[Data records for software interfaces]

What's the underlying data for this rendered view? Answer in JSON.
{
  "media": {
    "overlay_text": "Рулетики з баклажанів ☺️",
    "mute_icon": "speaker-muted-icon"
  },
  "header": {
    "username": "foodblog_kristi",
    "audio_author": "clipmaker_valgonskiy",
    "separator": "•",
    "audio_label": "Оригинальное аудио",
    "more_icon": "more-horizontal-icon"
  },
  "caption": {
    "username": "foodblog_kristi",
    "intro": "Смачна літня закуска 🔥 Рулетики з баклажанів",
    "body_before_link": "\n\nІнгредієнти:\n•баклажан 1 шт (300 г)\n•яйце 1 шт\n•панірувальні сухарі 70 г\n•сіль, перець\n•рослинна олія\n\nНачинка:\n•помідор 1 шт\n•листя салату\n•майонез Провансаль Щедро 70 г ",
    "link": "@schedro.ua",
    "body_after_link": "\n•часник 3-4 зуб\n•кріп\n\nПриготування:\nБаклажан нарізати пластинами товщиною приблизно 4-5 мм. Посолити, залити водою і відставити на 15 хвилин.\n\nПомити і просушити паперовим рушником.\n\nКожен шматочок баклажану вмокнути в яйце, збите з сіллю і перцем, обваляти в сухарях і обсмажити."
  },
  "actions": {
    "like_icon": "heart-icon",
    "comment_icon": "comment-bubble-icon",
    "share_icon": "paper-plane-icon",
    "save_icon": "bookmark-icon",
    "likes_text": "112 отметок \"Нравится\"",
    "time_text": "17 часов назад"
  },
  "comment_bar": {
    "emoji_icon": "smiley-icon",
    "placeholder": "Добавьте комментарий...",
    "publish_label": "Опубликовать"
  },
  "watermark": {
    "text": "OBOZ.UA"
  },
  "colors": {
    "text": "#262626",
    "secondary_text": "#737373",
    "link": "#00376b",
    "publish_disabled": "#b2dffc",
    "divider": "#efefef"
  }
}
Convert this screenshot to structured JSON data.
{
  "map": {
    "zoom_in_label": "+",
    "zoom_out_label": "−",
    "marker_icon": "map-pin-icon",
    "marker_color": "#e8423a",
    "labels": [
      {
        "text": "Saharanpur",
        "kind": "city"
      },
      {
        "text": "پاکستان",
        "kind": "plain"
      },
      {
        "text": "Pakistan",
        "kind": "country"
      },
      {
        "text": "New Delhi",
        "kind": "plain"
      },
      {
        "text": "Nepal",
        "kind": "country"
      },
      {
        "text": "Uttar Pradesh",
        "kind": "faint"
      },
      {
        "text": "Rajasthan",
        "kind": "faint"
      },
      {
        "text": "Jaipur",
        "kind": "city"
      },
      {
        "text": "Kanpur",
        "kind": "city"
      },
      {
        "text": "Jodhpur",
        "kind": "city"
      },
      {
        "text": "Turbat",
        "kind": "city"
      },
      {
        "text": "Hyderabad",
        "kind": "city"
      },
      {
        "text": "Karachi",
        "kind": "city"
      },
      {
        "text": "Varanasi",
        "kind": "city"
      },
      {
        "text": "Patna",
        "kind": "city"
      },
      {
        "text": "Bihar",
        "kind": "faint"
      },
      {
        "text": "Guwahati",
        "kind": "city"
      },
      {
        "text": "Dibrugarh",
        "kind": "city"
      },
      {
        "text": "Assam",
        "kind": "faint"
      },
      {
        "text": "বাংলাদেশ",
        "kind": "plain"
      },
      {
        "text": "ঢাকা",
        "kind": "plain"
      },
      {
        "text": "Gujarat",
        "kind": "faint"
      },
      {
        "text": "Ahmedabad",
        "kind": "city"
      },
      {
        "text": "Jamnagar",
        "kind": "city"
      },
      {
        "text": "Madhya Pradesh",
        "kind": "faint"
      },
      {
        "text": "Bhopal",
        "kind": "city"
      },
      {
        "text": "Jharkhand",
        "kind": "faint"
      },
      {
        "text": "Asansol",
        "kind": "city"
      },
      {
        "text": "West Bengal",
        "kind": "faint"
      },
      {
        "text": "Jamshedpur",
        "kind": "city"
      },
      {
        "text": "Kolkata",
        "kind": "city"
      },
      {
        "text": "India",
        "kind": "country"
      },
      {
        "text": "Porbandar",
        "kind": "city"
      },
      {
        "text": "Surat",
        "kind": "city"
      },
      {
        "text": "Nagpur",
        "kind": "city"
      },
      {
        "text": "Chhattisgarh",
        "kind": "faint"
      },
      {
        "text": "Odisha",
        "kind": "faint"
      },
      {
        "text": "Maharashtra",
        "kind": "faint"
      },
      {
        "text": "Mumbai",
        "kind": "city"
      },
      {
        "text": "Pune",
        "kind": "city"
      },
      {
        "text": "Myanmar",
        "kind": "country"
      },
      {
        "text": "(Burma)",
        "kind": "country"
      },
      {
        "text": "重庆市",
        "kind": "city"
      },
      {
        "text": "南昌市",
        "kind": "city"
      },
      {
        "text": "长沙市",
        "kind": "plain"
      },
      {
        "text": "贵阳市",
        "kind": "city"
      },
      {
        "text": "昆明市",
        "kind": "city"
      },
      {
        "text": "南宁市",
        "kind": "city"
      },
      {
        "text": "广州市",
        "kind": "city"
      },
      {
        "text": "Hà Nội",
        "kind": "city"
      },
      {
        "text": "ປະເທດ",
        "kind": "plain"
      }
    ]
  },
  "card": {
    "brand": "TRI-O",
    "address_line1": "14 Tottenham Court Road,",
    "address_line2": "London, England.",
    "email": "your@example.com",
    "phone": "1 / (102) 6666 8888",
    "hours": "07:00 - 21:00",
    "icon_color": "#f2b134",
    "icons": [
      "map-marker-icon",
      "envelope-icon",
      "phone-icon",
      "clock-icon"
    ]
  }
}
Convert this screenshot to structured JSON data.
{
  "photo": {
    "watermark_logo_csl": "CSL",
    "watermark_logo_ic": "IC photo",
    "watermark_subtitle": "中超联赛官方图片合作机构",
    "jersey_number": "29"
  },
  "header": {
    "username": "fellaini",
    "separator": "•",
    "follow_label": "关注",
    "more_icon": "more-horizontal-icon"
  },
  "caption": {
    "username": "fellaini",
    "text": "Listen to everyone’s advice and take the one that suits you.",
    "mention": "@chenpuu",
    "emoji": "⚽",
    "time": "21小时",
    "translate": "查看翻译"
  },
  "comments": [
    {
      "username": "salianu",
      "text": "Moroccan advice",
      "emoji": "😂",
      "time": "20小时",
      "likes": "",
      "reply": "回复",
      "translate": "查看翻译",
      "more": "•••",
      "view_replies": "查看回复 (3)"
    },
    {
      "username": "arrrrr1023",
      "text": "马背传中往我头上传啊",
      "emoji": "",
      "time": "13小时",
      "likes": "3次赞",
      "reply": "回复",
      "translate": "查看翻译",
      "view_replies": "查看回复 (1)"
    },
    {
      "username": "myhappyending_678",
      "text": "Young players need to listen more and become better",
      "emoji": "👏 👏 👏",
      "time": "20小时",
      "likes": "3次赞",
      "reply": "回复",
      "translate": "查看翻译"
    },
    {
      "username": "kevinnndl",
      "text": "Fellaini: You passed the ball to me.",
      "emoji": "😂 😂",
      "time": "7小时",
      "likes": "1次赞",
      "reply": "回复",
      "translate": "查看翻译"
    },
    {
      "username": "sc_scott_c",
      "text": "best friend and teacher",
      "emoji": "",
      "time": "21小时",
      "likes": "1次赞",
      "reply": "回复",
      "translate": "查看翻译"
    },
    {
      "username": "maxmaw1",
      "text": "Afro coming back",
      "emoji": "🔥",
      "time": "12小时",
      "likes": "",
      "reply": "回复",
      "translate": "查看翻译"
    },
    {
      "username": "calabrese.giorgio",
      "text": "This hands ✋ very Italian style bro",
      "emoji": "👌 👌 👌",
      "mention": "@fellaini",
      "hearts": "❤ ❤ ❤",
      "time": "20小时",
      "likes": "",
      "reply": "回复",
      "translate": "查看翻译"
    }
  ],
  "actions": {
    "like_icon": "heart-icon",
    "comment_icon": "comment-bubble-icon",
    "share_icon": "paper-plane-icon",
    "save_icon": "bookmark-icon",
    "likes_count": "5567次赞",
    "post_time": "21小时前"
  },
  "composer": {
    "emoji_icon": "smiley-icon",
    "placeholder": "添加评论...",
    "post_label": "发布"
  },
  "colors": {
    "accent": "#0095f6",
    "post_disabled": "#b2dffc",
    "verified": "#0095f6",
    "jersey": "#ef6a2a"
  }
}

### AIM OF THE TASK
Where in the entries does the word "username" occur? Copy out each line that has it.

### OUTPUT OF THE TASK
    "username": "foodblog_kristi",
    "username": "foodblog_kristi",
    "username": "fellaini",
    "username": "fellaini",
      "username": "salianu",
      "username": "arrrrr1023",
      "username": "myhappyending_678",
      "username": "kevinnndl",
      "username": "sc_scott_c",
      "username": "maxmaw1",
      "username": "calabrese.giorgio",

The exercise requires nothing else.